Primary antibodies used include: anti-GFP (1/2,000, chicken polyclonal, Abcam ab13970); anti-Pax7 (1/20, mouse monoclonal, DSHB); anti-Calcitonin receptor (1/100, rabbit polyclonal, Serotec AHP 635); anti-HP1γ (1/2,000, mouse monoclonal, Euromedex, 2MOD-1G6-AS); anti-Myosin Heavy Chain (1/200, rabbit polyclonal, kindly provided by G. Cossu); anti-Ki67 (1/300, rabbit polyclonal, Abcam 15,580); anti-p53 (1/500, rabbit polyclonal, Leica, MC5); anti-p21 (1/2, rat monoclonal, CNIO HUGO291); anti-Tcf4 (1/100, rabbit monoclonal, Cell Signalling C48H11); anti-F4/80 (1/50, rat monoclonal, Serotec MCA 497). Alexa-conjugated secondary antibodies (1/500, Molecular Probes) together with 1 μg ml−1 of Hoechst-33342 were used for immunofluorescence. Following immunofluorescence, cells and sections were mounted with VECTASHIELD Mounting Media between slide and coverslip. Immunohistochemistry was performed by incubation with Biotin-conjugated secondary antibodies (1/500, Jackson laboratories), followed by incubation with Peroxidase (HRP) Polymer conjugated streptavidin (1/2,000, S2438 Sigma). Peroxidase activity was detected using the DAB Peroxidase Substrate Kit (SK-4100 Vector).


Cells and sections were fixed for 4 min at RT in a solution of PBS, 1% PFA, 0.2% glutaraldehyde. Samples were washed in PBS pH7 2X 10 min and incubated for 30 min in PBS pH6 and further incubated in an X-gal solution (4 mM K3Fe(CN)6, 4 mM K4Fe(CN)6, 2 mM MgCl2, 0.02% NP-40 (Igepal) and 400 μg ml−1 X-gal (15520-018 Sigma) in PBS pH6) at 37 °C ON for cells and 2X 24 h for sections. For sections, X-gal substrate was changed after 24 h. Samples were washed in PBS, and post-fixed in 1% PFA 5 min for cells and 30 min for sections. After washes, 3X for 10 min in PBS, samples were mounted in PBS, 20% glycerol or processed for immunochemistry.


Total RNA was extracted from cells isolated by FACS directly into cell lysis buffer (RLT; Qiagen RNeasy Micro Kit). cDNA was prepared by random-primed reverse transcription (Super Script III, 18080044 Invitrogen) and real-time PCR was performed using SYBRGreen Universal Mix (13608700 Roche).

Primers used include:




Statistics and quantifications
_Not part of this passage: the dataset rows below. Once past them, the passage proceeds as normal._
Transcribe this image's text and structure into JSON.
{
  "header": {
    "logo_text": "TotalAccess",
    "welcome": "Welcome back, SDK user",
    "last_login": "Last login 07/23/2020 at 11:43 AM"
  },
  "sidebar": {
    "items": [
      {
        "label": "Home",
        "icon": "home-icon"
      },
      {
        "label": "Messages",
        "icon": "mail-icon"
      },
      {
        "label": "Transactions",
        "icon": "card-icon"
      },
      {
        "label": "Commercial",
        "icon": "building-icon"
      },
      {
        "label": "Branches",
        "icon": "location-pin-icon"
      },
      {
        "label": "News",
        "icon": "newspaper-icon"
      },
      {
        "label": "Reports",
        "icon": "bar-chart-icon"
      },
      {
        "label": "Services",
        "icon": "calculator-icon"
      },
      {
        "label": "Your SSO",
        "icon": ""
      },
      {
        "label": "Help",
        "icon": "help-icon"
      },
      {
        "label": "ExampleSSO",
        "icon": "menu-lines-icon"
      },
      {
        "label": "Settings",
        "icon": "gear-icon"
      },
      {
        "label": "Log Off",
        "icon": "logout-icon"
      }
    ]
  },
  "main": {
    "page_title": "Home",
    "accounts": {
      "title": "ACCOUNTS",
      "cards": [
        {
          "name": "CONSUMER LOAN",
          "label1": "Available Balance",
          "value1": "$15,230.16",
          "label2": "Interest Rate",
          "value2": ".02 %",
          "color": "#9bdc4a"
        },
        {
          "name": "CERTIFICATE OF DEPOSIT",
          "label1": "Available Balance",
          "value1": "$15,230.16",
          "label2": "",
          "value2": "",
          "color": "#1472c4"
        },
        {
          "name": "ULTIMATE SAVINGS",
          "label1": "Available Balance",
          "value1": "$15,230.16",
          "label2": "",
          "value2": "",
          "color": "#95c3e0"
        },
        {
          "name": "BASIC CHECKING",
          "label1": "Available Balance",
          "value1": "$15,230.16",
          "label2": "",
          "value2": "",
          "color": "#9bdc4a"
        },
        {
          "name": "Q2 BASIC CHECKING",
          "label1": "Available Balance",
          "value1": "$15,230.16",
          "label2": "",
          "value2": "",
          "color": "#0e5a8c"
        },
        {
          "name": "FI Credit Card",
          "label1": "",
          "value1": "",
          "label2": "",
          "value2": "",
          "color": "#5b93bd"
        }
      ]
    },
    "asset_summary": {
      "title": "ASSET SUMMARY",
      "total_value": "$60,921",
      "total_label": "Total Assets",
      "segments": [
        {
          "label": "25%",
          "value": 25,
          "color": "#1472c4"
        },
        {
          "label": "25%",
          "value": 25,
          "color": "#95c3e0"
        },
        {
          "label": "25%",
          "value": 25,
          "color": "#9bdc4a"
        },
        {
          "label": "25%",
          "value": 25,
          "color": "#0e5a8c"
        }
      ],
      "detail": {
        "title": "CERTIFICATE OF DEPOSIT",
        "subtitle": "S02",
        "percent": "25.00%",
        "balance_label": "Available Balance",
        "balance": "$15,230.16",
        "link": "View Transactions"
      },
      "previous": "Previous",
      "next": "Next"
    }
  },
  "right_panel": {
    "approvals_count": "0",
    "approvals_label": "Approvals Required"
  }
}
All experiments were carried out on a minimum of 3 mice except where stated otherwise (see Figure legends). No statistical method was used to predetermine sample size, no animals were excluded from the analysis and the experiments were not randomized. The investigators were not blinded to allocation during experiments and outcome assessment. The graphs were plotted and statistical analysis was performed using GraphPad Prism Software. All data points are presented as mean±s.e.m. (error bars) except where stated otherwise (see Figure legends). Mann-Whitney test (two-tailed) was applied in all cases (non significant (NS) P≥0.05; *P<0.05; **P<0.01; ***P<0.001). When quantifications are given per unit area, one unit area is defined by a surface of 75,848.74 μm2 (corresponding to a × 40 field acquired with a confocal Leica Spe microscope). A correction index has been used for the bright field pictures taken with a Nikon Eclipse microscope. A minimum of 10 fields/TA muscle section have been quantified for each marker after immunofluorescence and 40 fields/TA muscle section after SAβGal and Sirius red stainings.

Quantification of fibrosis was performed from Sirius Red staining using ImageJ Software. After substraction of the background from the original picture, the picture was converted to a binary picture. The list on the histogram gives minimum and maximum values corresponding to the area of fibrosis and the area devoid of fibrosis, respectively. Control and mutant sections from one given condition were processed for staining and quantification at the same time.

Additional information

How to cite this article: Le Roux, I. et al. Numb is required to prevent p53-dependent senescence following skeletal muscle injury. Nat. Commun. 6:8528 doi: 10.1038/ncomms9528 (2015).